Role Reversal - Real Madrid tire as Barcelona take control
Both teams switched roles in the second half. Barcelona took the initiative and were more aggressive positionally. They pressured high and gained control of possession. Real Madrid players seemed to be suffering from fatigue after dispensing a significant amount of energy in the first half. Barcelona’s influence continued to grow and they were afforded too much space in prime areas. In one instance, about four minutes into the half, Rakitic was able to waltz into the box before playing in Suarez. This was a foreshadowing of what was to come.

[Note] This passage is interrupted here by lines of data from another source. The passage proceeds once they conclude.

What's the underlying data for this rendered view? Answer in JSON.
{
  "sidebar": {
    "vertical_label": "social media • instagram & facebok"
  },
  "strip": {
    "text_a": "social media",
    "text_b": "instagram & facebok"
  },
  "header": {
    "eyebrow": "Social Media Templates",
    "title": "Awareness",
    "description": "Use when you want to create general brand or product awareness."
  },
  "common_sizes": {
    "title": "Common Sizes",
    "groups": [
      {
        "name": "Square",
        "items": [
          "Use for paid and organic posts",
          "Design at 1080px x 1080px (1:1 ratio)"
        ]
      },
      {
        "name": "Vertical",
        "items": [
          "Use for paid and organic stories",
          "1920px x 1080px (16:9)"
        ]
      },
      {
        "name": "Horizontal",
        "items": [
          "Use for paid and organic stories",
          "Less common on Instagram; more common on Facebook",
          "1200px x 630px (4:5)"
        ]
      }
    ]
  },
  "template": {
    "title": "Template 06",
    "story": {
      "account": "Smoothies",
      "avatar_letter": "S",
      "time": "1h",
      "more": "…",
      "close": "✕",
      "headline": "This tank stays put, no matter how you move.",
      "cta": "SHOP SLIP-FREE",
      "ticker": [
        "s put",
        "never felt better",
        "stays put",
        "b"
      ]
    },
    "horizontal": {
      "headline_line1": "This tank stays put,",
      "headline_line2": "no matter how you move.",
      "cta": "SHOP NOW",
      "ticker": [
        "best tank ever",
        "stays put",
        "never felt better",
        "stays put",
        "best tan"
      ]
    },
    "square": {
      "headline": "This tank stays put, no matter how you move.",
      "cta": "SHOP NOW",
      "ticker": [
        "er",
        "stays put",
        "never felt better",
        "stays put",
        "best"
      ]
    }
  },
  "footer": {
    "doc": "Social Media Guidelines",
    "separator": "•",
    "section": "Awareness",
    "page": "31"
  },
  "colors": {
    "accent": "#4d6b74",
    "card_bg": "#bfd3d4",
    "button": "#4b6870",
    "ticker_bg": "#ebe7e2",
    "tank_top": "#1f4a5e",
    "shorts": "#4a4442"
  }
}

After threatening for a while, Messi and co struck the first blow in the 54th minute. Busquets shook off Kroos far too easily before laying it off to Rakitic. This is where things took a weird turn. Rakitic drove unchallenged from behind the half way line all the way to the tip of Real Madrid’s box. He passed it to Sergi Roberto on his right who made a fantastic one-time pass across the box to Suarez – the Uruguayan made no mistake with his finish.
The talk after the game focused on Kovacic seemingly pulling back from Rakitic to track Messi’s run instead. Whether that was the case or the midfielder was simply tired is not certain. Reviewing the play, every single Madrid player except for the central defenders are somewhat struggling to recover. Modric, Carvajal, Casemiro, and Marcelo are all culpable and fail to keep up with their opposite numbers. Admittedly, Kovacic’s case is slightly worse as he is facing the play as it develops.
Carvajal’s red card seals Real Madrid’s fate
Carvajal, having a torrid night already (mostly due to a disastrous second half performance), sealed Real Madrid’s fate with his red card in the 63rd minute. Los Blancos were mercilessly exposed on the break yet again but this time with fatal consequences. Casemiro (whose on-the-ball weaknesses were thoroughly exploited throughout the match) was dispossessed in Barca’s half. Carvajal was out of position and again showed signs of tiredness as he didn’t read the play well enough to track back and mark Suarez. Questionably as well, Varane didn’t seem aware the striker was open behind him.
Pique released the ball to Messi who curled a great pass through the defensive hole to leave Suarez one-on-one with Navas. Navas made a great block but there was an ensuing scramble and panic in the box during which Carvajal used his hands to block a Paulinho header. The referee showed the red card, pointed to the spot, and Messi duly converted. Nacho replaced Benzema for defensive cover. Bale and Asensio entered shortly after and although the team made a valiant effort, the result seemed inevitable. Barcelona added one more at the end after Messi got past Marcelo (who also struggled on the defensive end).
The first league clásico of the season was a game of two halves in the truest sense of the phrase. Real Madrid showed vigor, urgency, poise, and control in their pursuit of a goal in the first half but in so doing sacrificed their energy level. Barcelona came out strong in the second half and utilized their superb counter-attacking and transition ability to rip apart Real’s tired defense. Carvajal’s red card doomed the team as they went down a man and two goals.
Real Madrid’s eternal rivals dominated proceedings from then on amassing 18 shots for the day and significantly outpacing Real’s xG. This marks the third loss in a row at the Bernabeu against Barcelona in the league and leaves Zidane’s men fourteen points off the top of the table. It’s not over until it’s over but the league campaign is in serious jeopardy.